© Halie Cousineau/ Fodor’s Travel
The quintessential French garden, with its verdant lawns, manicured rows of trees, and gravel paths, was designed by André Le Nôtre for Louis XIV. After the king moved his court to Versailles in 1682, the Tuileries became the place for stylish Parisians to stroll. (Ironically, the name derives from the decidedly unstylish factories which once occupied this area: they produced tuiles, or roof tiles, fired in kilns called tuileries.) Monet and Renoir captured the garden with paint and brush, and it's no wonder the Impressionists loved it—the gray, austere light of Paris's famously overcast days make the green trees appear even greener.
The garden still serves as a setting for one of the city's loveliest walks. Laid out before you is a vista of must-see monuments, with the Louvre at one end and the Place de la Concorde at the other. The Eiffel Tower is on the Seine side, along with the Musée d'Orsay, reachable across a footbridge in the center of the garden.
A good place to begin is at the Louvre end, at the Arc du Carrousel, a stone-and-marble arch ordered by Napoléon to showcase the bronze horses he stole from St. Mark's Cathedral in Venice. The horses were eventually returned and replaced here with a statue of a quadriga, a four-horse chariot. On the Place de la Concorde end, twin buildings bookend the garden. On the Seine side, the former royal greenhouse is now the exceptional Musée de l'Orangerie, home to the largest display of Monet's lovely Water Lilies series, as well as a sizable collection of early-20th-century paintings. On the opposite end is the Jeu de Paume, which has some of the city's best temporary photography exhibits.

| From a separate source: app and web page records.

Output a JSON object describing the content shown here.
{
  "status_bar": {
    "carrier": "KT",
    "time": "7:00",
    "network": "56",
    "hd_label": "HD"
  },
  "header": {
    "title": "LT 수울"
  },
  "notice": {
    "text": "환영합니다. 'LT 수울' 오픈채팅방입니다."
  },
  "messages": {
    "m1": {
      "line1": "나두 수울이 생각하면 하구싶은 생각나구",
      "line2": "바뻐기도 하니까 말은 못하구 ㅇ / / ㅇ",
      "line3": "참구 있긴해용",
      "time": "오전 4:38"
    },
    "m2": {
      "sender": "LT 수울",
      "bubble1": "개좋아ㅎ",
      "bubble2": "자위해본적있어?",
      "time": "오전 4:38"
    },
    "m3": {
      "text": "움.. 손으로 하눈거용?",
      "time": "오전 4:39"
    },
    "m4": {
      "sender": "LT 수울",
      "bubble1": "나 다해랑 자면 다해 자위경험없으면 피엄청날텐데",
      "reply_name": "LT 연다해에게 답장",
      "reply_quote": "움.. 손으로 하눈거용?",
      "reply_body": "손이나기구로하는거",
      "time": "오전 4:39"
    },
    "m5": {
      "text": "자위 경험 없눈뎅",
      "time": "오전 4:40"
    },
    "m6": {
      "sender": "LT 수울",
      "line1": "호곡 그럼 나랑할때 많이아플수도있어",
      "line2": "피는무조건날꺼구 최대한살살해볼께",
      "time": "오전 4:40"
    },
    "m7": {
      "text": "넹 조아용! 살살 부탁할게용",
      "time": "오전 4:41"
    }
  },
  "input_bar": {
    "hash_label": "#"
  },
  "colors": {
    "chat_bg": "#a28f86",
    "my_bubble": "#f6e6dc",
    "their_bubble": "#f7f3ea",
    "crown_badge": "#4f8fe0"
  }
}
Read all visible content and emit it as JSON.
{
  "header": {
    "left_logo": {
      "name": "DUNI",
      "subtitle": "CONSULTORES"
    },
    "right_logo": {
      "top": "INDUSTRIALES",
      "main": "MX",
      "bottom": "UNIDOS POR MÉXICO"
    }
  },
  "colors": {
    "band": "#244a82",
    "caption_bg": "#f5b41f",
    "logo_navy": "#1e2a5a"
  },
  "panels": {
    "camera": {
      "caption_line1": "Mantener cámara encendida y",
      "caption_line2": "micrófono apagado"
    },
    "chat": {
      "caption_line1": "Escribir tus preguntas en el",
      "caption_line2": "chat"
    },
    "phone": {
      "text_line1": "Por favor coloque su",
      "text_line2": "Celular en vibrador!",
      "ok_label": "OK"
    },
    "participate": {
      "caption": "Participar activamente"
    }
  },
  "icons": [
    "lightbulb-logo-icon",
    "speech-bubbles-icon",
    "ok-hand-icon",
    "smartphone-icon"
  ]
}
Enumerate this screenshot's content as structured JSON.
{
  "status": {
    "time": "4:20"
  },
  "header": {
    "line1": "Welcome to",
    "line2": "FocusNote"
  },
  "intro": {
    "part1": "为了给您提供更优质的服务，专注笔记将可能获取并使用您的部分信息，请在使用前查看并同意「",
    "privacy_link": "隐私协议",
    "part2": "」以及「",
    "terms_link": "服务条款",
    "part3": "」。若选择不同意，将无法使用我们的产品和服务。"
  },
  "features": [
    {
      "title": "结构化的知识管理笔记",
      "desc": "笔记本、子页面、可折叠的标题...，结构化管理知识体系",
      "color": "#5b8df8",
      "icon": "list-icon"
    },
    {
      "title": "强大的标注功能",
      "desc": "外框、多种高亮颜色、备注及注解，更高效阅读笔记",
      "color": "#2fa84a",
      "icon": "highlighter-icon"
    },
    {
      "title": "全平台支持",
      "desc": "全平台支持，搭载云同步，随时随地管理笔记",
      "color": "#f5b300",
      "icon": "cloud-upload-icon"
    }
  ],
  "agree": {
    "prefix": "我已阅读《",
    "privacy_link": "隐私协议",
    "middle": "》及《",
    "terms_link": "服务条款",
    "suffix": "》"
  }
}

Garden buffs will enjoy the small bookstore at the Place de la Concorde entrance, open 10 am to 7 pm. Aside from volumes on gardening and plants (including some titles in English), it has gift items, knickknacks, and toys for the junior gardener.
The Tuileries is one of the best places in Paris to take kids if they're itching to run around. There's a carousel (€2.50), trampolines (€2.50) and, in summer, an amusement park.
If you're hungry, look for carts serving gelato from Amorino or sandwiches from the chain bakery Paul at the eastern end near the Louvre. Within the gated part of the gardens are lovely cafés with terraces. Le Médicis near Place de la Concorde is a good place to stop for late-afternoon tea or apéritif.
Bordered by Quai des Tuileries, Pl. de la Concorde, Rue de Rivoli, and the Louvre, Paris, 75001, France
Sep 1, 2014
Located inside the World Heritage site. A beautiful park with many ancient and modern statues, French gardens, ponds and a maze. With its landscape art, its prospects and its sculptures, the garden offers the perfect setting for a break during your visit to the Louvre. It is at this location that Catherine de Medici built the Tuileries Palace in 1564. At that time the palace already had a beautiful garden. A century later, landscape architect Le
Nôtre redrew the park in a French style and opened a viewpoint toward the west, which later became the Champs-Elysees. In the 19th century, following the destruction of the palace, the Carrousel garden was created. The creation of these gardens significantly altered the urban organization of the city, marking the view of the Great Axis, which today extends from the Louvre to the Grande Arche de la Defense. The Arc de Triomphe du Carrousel, completed in 1808, was created on the model of the Roman arch of Emperor Septimius Severus. Its bas-reliefs recount the victories of Napoleon in the campaigns of 1805. The Tuileries Garden offers a number of games and activities for children: small boats, trampolines, pony rides and a carnival in July and August.